Web page and app entries:
--------------------------------
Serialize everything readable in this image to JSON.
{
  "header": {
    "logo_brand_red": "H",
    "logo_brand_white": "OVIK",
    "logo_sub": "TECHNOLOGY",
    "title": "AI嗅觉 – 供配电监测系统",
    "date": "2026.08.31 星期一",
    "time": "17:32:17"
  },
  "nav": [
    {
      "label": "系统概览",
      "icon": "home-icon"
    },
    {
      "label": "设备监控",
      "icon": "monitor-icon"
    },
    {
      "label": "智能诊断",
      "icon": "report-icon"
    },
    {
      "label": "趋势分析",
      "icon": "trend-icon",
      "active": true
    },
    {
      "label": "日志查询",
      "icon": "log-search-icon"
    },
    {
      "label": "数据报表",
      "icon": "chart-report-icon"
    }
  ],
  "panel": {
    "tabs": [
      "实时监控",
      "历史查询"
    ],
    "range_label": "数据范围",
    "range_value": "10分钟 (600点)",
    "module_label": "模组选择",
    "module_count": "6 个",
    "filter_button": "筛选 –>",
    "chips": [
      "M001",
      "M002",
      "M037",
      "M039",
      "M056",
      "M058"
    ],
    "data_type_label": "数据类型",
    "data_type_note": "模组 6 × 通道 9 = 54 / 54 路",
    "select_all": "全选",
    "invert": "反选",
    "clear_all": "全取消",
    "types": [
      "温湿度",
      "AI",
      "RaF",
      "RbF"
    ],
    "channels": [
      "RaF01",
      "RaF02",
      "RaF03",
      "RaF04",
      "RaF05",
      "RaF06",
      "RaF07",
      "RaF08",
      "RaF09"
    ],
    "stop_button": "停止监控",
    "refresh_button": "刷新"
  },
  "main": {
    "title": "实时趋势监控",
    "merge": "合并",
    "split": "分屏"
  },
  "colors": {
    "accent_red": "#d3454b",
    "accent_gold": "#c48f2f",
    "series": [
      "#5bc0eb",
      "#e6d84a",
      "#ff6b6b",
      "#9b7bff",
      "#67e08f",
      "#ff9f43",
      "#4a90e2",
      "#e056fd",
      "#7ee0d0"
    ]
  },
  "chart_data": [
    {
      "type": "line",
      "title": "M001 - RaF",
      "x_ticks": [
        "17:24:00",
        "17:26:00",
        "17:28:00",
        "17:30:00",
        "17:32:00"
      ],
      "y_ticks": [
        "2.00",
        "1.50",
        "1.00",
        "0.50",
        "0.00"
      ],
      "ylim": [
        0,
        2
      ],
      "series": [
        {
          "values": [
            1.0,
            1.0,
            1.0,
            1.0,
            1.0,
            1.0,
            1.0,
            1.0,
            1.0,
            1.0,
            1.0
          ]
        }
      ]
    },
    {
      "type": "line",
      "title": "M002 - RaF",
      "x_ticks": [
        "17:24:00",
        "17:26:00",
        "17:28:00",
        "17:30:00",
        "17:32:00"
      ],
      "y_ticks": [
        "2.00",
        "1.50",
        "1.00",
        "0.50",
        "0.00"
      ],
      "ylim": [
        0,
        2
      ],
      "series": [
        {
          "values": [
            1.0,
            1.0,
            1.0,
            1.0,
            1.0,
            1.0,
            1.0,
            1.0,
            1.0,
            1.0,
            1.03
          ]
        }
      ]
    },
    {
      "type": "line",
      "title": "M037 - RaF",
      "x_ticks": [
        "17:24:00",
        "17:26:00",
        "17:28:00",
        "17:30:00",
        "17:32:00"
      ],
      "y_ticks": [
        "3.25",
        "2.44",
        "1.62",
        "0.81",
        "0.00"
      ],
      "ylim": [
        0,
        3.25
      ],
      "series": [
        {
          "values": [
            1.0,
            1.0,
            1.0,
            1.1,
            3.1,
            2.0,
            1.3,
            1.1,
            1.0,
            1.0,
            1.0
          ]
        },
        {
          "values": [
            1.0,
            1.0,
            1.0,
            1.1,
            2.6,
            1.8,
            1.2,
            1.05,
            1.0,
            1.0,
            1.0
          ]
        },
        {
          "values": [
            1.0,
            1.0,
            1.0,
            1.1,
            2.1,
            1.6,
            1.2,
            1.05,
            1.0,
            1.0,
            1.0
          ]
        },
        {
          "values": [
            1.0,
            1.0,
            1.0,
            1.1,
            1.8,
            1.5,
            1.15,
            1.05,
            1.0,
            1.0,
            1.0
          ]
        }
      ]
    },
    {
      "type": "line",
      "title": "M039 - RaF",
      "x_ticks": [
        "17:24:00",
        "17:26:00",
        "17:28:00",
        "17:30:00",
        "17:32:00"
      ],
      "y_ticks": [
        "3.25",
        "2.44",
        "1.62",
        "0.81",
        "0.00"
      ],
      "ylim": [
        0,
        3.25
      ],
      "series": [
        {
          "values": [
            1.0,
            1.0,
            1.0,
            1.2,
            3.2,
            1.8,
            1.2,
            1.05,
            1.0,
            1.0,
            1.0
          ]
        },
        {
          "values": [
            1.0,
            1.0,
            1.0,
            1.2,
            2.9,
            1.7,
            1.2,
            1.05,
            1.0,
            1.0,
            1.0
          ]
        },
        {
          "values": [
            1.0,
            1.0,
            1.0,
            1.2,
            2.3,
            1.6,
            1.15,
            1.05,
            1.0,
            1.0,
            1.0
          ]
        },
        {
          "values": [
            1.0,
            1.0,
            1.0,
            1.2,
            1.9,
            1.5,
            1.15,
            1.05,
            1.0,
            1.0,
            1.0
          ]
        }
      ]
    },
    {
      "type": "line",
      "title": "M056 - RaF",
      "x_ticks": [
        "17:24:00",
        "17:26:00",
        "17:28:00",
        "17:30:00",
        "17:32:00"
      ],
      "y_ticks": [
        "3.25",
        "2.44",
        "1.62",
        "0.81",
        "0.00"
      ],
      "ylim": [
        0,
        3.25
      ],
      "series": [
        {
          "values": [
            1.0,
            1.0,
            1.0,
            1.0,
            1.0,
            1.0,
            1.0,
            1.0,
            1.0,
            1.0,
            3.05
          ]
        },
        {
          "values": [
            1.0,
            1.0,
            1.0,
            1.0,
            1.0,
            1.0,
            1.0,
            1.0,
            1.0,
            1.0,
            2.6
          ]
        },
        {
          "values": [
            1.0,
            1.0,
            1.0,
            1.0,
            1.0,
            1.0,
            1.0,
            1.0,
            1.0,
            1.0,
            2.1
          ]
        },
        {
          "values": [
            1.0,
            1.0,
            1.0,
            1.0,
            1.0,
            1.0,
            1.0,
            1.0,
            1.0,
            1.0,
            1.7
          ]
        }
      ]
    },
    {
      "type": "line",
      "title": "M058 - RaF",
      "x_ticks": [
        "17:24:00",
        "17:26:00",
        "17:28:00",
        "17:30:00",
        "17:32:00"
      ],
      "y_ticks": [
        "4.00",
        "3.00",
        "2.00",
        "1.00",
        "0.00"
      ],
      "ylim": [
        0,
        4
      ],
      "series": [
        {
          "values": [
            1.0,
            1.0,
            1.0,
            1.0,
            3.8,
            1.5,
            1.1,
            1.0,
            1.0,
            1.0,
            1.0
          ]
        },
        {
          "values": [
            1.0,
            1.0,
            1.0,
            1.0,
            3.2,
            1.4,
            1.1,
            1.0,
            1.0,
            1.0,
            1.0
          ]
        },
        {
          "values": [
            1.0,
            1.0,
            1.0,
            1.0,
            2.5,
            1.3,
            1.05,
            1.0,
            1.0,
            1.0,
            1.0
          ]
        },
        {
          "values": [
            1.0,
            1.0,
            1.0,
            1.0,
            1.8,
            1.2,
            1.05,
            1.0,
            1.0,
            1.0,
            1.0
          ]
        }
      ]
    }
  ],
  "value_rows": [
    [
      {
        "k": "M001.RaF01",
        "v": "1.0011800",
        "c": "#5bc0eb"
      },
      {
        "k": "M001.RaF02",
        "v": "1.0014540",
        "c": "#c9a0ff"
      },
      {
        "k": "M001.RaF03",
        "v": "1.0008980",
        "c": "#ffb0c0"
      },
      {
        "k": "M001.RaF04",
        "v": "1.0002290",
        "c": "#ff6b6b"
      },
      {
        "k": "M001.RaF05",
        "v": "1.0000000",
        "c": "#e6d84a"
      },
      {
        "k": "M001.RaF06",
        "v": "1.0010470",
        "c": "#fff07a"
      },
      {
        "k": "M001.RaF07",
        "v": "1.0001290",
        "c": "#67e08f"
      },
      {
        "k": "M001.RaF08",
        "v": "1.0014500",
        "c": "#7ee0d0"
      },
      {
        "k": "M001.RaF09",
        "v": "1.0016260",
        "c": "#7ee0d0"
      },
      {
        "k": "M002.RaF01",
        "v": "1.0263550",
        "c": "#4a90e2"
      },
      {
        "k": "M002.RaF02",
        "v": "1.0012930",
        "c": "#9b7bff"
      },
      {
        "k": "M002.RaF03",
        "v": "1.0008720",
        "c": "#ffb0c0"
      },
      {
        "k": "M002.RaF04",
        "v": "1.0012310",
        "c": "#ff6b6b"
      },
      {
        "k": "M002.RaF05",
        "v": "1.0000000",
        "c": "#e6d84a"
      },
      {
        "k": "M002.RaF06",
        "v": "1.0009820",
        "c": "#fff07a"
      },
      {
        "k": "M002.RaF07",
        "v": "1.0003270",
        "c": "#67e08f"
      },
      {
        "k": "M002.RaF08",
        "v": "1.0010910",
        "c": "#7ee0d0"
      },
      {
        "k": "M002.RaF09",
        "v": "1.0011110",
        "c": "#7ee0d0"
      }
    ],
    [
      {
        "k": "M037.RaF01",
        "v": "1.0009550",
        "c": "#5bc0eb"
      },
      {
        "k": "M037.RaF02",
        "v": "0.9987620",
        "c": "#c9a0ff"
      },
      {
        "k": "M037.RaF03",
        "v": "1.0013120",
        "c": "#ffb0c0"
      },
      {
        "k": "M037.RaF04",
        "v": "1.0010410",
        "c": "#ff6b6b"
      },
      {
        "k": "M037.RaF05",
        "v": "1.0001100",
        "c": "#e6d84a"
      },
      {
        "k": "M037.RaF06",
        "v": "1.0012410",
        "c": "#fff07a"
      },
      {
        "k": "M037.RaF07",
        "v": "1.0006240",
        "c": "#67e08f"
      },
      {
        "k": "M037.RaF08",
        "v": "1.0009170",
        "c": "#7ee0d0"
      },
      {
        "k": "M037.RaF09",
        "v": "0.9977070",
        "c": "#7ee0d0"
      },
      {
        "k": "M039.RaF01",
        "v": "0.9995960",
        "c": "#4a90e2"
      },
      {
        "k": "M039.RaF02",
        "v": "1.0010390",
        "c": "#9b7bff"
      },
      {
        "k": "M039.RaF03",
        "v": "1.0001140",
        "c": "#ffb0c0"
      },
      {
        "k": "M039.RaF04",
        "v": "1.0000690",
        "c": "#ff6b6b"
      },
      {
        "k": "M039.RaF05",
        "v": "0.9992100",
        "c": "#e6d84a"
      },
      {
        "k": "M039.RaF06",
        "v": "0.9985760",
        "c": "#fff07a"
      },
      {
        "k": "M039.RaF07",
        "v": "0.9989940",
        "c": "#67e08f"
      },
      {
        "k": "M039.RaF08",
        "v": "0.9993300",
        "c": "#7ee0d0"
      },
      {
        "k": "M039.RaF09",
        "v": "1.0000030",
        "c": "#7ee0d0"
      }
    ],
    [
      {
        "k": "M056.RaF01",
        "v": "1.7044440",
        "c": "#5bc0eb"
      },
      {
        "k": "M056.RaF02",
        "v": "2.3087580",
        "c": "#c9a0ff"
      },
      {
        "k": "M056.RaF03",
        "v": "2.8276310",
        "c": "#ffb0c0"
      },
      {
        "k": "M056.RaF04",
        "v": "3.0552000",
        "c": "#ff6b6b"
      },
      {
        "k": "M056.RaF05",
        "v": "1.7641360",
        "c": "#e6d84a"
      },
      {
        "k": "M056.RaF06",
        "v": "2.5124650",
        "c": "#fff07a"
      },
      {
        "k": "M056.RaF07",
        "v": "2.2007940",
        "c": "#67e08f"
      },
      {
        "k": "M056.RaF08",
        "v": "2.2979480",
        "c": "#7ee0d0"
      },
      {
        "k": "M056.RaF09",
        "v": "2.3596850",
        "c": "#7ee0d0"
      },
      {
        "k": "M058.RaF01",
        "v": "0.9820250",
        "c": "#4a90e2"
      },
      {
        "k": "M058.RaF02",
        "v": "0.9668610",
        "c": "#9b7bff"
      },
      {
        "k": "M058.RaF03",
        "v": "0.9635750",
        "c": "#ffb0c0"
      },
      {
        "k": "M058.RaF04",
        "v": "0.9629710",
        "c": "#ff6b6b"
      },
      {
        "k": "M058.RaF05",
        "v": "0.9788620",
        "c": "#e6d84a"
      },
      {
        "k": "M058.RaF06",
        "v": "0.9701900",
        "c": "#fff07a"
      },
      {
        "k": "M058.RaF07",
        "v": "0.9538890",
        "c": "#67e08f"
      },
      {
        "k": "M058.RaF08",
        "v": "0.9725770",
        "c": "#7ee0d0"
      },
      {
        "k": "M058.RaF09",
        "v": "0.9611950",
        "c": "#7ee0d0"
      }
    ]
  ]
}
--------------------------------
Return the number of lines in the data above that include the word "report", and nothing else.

2